Next, the plaintiffs argued that the declaration of Mark Rhymer on which the defendants relied was merely conclusory, and as a result, the amount-in-controversy did not meet the jurisdictional threshold. The Fifth Circuit rejected this argument and found that when the allegations in the complaint that each class member would require both repairs, were coupled with Rhymer’s assertion that Rhymer had personal knowledge of matters related to the repair of heat damaged vehicle interiors, it was evident that Rhymer’s declarations were not merely conclusory.

The plaintiffs also contended that the defendants included the maximum amount of exemplary damages in their amount-in-controversy calculations, which was improper. The Fifth Circuit rejected this argument finding that it is what the plaintiff is claiming and not what the plaintiff is likely to be awarded that determines whether the CAFA’s jurisdictional amount is satisfied.

Lastly, the plaintiffs asserted that the defendants’ decision to voluntarily extend the warranties of vehicles affected by heat damage reduced the amount-in-controversy. The Fifth Circuit found this argument unpersuasive, because the existence of the warranty enhancement program did not affect what the plaintiffs sought in this case, since the plaintiffs continued to seek economic and exemplary damages even after the establishment of this warranty program. The Fifth Circuit also rejected this argument and reminded the plaintiffs that the events that occur after a suit is filed, that may reduce the amount recoverable to an amount that falls below the jurisdictional threshold do not oust the federal jurisdiction.

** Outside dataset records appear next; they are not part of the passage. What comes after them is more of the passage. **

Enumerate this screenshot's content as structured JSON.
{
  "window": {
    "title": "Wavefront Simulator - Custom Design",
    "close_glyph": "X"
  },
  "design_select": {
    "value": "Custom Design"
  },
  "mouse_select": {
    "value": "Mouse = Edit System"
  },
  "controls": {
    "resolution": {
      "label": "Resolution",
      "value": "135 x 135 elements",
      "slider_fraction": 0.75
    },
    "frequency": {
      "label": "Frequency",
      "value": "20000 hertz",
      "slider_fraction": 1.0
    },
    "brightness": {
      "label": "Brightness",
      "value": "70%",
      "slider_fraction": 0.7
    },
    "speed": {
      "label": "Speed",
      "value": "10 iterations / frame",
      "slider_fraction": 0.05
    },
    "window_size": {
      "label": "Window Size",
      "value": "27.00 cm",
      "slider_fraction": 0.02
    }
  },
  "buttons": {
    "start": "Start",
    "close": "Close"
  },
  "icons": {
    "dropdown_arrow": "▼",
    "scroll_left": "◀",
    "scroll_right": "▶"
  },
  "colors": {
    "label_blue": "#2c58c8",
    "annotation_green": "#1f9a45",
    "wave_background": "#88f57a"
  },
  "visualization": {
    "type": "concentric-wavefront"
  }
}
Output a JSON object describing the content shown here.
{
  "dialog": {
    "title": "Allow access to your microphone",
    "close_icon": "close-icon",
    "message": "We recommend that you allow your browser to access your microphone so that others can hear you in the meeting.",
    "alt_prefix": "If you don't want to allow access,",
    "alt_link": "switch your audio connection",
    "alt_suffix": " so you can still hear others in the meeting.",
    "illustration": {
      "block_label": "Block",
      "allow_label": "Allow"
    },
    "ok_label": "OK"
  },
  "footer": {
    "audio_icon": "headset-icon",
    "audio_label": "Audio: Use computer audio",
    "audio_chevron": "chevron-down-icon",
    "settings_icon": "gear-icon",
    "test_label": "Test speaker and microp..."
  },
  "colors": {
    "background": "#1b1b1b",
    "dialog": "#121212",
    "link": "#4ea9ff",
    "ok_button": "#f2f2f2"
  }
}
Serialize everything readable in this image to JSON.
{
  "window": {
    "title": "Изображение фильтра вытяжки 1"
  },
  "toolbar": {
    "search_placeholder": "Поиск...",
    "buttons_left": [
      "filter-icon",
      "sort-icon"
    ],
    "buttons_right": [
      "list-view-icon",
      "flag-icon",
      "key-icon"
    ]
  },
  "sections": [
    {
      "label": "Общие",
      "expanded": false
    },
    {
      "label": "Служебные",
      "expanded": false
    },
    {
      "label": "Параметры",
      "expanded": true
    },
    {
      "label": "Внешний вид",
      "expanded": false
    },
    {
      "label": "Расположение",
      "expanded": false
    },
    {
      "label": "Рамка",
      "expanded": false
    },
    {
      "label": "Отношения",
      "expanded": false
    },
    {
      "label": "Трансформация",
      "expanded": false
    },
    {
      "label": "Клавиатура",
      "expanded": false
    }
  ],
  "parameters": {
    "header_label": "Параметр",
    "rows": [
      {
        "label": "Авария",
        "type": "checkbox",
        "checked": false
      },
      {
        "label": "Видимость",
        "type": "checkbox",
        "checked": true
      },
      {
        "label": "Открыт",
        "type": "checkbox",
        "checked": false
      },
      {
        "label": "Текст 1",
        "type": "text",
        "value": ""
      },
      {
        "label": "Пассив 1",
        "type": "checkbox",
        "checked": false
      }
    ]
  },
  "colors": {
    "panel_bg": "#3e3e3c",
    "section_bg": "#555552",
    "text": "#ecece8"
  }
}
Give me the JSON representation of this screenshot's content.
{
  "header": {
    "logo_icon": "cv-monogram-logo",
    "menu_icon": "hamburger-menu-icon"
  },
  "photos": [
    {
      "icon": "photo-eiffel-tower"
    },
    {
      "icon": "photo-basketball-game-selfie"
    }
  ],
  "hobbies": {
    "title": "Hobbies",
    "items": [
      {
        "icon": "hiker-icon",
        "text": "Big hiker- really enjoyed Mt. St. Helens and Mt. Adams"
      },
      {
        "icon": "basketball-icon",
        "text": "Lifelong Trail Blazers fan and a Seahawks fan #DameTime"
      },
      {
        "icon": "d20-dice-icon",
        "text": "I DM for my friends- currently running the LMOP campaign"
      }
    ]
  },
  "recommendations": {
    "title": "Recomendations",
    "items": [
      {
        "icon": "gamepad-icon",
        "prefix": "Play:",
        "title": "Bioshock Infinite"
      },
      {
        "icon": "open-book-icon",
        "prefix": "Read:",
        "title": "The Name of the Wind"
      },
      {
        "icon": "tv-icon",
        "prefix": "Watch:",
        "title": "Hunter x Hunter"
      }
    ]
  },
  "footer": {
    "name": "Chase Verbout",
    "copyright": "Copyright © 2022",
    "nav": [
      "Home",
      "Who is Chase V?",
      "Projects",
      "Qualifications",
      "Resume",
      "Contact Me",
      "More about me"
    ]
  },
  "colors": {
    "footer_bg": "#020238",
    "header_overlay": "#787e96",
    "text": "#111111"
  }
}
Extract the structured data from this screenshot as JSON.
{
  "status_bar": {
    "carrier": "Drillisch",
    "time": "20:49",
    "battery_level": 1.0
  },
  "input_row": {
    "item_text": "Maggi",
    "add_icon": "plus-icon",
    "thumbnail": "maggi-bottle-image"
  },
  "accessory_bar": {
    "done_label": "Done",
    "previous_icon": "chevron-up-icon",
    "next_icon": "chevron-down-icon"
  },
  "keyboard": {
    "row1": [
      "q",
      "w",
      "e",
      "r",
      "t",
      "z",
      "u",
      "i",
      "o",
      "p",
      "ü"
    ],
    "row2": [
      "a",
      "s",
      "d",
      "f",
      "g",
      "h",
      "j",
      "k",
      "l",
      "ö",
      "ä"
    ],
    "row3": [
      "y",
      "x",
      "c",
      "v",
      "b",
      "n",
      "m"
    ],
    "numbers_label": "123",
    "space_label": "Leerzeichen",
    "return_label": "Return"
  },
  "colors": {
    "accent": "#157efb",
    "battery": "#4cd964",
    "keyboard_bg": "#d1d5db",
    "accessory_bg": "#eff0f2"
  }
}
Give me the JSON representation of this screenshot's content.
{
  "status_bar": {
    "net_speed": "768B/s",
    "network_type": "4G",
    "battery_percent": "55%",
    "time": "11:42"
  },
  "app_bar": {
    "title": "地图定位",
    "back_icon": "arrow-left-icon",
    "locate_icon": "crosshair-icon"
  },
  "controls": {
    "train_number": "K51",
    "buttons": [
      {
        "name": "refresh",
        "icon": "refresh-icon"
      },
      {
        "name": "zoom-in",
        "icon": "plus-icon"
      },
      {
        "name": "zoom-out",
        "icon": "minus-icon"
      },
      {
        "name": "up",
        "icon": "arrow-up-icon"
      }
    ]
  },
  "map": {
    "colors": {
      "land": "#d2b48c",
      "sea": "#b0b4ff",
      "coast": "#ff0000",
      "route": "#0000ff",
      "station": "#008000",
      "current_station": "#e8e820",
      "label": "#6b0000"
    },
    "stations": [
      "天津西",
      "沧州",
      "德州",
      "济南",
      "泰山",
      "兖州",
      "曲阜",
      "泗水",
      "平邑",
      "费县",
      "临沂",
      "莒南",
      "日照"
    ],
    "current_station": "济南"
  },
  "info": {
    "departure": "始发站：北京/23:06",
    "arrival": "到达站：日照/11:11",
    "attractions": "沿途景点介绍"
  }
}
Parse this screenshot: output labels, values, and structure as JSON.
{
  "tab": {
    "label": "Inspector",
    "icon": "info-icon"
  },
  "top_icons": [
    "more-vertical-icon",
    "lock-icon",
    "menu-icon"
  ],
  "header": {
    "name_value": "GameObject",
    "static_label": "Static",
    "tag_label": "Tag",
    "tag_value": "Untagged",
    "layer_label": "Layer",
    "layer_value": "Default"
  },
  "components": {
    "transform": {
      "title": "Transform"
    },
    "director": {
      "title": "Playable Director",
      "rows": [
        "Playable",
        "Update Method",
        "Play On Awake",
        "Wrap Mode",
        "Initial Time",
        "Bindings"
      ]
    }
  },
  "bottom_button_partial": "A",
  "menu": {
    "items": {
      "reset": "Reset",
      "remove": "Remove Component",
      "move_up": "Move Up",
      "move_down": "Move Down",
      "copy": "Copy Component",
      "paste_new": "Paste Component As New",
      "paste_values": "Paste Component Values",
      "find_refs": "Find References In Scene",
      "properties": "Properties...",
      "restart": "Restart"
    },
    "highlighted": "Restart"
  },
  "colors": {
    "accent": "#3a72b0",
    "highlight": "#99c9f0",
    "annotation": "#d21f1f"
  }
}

Accordingly, the Fifth Circuit affirmed the District Court’s order denying the plaintiffs’ motion to remand.

– Melissa Broussard Carroll